• WHAT YOU ARE ASKED TO DO
Pull out every line below that contains the word "Disk".

Segment Start: MATERIALS PROVIDED

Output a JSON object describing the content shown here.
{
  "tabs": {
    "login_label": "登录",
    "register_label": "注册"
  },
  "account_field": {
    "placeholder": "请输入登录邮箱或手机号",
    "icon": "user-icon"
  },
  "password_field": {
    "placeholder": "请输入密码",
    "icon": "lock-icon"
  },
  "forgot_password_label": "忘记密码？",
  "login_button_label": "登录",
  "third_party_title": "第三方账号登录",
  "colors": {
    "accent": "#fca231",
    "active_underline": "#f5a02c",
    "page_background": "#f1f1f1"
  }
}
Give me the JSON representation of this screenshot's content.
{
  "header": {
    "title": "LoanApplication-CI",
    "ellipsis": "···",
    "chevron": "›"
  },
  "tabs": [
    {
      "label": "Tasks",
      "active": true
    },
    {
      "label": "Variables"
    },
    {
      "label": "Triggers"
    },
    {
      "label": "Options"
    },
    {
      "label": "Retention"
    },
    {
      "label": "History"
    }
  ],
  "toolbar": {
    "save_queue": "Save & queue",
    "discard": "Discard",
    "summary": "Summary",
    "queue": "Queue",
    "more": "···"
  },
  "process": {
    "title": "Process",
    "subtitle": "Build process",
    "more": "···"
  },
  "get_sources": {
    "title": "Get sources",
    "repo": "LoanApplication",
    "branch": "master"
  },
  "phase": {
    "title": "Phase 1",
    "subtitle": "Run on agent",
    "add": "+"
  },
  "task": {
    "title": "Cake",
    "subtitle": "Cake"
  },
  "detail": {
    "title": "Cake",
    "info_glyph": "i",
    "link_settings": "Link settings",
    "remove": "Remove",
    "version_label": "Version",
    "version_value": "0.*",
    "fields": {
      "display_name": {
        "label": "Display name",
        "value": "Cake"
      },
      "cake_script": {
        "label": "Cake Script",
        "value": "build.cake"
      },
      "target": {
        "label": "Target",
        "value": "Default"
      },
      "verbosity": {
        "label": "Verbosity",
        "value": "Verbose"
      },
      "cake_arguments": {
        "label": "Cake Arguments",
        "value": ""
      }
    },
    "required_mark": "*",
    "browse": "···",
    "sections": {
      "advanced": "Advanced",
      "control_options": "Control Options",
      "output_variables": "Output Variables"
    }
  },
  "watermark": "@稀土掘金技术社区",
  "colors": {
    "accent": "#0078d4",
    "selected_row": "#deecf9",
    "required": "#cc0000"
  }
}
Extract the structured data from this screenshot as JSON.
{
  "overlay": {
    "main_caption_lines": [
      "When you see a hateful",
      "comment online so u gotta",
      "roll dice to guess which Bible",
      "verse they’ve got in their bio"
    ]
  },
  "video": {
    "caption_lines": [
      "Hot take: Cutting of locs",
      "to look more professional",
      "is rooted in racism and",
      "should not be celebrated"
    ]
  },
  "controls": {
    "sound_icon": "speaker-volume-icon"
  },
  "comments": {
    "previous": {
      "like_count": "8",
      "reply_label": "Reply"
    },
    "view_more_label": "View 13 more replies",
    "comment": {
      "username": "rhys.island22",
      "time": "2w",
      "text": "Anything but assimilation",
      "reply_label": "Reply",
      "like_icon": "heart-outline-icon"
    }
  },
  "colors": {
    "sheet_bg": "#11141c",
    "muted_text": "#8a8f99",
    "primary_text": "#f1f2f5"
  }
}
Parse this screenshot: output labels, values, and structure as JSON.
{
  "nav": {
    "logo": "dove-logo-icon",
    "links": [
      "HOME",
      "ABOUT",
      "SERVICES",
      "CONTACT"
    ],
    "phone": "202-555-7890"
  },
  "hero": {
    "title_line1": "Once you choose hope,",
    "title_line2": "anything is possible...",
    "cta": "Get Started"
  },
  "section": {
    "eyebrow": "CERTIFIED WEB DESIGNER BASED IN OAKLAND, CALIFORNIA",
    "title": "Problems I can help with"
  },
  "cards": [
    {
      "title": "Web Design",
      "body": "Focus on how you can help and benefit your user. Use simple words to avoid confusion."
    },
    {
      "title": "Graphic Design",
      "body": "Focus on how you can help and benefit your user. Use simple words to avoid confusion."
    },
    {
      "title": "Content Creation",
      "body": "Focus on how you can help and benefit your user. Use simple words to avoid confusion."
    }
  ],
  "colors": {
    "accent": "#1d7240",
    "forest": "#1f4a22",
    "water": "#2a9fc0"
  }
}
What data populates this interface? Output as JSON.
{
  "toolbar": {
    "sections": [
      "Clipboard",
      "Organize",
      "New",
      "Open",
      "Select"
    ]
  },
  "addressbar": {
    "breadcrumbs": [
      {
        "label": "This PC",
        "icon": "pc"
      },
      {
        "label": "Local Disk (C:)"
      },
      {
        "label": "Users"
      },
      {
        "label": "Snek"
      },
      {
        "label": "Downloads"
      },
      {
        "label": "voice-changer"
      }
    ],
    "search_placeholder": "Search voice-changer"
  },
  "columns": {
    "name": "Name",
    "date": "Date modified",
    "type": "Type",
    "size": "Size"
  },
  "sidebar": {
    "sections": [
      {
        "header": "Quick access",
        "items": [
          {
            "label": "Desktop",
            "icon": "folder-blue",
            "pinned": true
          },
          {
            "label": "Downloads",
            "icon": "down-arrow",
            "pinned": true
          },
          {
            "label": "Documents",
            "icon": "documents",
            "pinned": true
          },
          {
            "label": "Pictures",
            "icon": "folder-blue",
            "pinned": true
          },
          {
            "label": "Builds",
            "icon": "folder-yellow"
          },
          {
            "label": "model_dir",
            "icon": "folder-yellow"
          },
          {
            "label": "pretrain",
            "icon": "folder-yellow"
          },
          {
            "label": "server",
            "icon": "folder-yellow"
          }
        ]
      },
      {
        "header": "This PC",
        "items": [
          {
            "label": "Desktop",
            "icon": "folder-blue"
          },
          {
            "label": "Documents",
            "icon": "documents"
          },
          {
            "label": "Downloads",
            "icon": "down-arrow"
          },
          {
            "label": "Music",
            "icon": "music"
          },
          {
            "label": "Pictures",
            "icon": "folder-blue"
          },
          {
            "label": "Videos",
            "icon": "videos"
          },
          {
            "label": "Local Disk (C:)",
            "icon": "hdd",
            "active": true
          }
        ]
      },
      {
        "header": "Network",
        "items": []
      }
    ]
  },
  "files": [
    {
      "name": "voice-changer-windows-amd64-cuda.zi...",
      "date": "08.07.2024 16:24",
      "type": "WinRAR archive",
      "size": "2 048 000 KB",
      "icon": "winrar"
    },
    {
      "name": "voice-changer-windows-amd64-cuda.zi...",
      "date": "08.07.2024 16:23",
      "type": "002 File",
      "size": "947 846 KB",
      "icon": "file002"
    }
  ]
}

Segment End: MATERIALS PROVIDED

• SOLUTION TO THIS EXERCISE
        "label": "Local Disk (C:)"
            "label": "Local Disk (C:)",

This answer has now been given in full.